Monday, 17 March 2014
This is a new recipe I have written for the Good Food Channel website. It is very easy to make, deliciously moist and full of fruity flavour.
Visit the website to see the recipe in full.
Photograph by Sharron Gibson, the Image Garden
Friday, 14 March 2014
Between Christmas and New Year I had the honour making a wedding cake for my tap dancing teacher. Alex has been teaching my daughter tap for a couple of years and she now has the dubious pleasure of teaching me as well. Generally speaking I don't 'do' wedding cakes, as I find it all rather stressful. The pressure of getting the cake absolutely perfectly right is magnified when the occasion is a wedding. I find this (and also some brides to be!) a little scary, however I couldn't possibly say no to the lovely Miss Alex, especially as she was planning a vintage theme for her wedding.
I met with Alex and Kevin a couple of times and between us we came up with a simple but elegant design, using lace from Alex's dress and some pretty vintage lace that I found at a fair. There were four tiers, each a different flavour, decorated with piped royal icing, a dusky pink ribbon and fresh flowers to match Alex's bouquet.
We had decided to have a layer of fresh flowers between cake tiers, which meant that I had to do some research as this was a new skill for me to learn. Luckily Jen from Jen's Cakery was kind enough to give me some advice on this, and I am very grateful to her. Jen lives near me and makes stunning wedding cakes, so she was the perfect person to consult.
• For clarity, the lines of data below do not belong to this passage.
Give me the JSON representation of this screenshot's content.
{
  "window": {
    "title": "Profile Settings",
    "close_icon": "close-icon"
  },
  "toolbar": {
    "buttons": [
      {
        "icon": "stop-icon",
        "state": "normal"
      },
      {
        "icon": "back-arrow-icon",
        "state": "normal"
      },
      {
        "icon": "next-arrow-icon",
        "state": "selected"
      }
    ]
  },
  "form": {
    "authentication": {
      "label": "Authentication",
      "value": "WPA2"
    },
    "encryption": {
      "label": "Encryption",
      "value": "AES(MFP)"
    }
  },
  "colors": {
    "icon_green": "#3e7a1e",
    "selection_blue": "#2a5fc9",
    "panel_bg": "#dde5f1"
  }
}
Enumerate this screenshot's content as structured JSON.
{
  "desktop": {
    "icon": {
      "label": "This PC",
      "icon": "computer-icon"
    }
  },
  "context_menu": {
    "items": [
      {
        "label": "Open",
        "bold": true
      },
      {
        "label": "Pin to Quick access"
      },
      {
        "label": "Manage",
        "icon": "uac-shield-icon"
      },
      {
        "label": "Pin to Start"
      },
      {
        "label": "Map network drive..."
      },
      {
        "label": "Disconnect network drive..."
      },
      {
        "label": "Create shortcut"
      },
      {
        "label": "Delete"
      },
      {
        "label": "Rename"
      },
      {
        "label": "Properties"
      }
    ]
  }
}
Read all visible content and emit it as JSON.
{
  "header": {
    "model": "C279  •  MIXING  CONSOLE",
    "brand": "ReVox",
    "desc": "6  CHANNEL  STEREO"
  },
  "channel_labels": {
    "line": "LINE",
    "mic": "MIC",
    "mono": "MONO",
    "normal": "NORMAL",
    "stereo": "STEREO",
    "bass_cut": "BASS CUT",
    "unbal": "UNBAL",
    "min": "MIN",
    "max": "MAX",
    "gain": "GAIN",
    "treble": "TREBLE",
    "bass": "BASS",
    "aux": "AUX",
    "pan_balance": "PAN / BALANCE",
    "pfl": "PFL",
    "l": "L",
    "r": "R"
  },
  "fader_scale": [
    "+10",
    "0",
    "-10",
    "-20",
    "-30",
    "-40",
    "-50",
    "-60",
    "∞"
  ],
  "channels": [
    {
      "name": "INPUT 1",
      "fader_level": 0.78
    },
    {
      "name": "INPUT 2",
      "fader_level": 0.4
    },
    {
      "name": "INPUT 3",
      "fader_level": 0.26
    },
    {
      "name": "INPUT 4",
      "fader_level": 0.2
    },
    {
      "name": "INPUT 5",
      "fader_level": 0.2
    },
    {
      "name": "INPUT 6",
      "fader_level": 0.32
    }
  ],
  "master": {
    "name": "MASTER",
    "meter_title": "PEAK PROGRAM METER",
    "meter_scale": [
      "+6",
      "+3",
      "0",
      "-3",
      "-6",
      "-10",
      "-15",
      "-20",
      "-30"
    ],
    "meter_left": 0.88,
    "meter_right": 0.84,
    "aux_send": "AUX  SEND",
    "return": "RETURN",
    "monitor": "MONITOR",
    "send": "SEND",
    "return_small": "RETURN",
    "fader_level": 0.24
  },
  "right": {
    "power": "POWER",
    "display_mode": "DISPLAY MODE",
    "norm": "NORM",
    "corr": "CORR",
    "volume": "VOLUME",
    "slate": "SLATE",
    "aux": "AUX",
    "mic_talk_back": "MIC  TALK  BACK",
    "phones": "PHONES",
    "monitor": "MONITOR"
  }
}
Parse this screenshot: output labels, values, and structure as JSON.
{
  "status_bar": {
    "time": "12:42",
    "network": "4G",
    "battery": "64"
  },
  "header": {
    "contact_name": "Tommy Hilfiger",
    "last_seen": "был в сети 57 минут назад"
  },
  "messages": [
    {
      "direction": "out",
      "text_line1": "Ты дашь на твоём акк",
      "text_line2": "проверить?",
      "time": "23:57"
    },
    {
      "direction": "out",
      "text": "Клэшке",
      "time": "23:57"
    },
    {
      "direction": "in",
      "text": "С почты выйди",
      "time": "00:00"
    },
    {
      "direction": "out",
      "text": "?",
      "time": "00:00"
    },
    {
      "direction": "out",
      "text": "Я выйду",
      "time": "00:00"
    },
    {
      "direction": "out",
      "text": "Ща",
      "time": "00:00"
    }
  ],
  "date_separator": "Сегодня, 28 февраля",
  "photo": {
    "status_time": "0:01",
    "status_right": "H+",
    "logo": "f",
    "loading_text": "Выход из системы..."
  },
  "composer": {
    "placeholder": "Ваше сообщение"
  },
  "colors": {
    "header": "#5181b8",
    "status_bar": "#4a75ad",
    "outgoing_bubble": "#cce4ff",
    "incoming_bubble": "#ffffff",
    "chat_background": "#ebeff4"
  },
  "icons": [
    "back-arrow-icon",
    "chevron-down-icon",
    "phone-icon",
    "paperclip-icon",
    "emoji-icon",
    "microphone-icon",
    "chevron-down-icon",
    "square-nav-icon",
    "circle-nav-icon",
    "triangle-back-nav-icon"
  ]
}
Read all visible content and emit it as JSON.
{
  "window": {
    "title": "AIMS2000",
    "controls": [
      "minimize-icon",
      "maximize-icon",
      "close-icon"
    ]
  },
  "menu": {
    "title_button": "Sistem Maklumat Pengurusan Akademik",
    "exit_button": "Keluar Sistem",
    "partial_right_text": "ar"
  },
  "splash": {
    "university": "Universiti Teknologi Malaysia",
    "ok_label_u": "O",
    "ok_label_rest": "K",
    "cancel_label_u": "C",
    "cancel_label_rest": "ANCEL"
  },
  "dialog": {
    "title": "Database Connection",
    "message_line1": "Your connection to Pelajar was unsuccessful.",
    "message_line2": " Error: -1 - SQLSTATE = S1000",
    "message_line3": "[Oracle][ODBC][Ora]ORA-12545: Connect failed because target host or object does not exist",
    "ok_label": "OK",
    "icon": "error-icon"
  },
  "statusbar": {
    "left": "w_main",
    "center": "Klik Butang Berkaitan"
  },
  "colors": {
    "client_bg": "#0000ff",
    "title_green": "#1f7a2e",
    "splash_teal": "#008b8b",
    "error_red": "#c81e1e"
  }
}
The wedding was beautifully styled with lots of little vintage touches. I love the stack of books on the middle of each table, carefully chosen to suit the guests seated there. I have already asked to borrow a couple of things for a tea party photo shoot!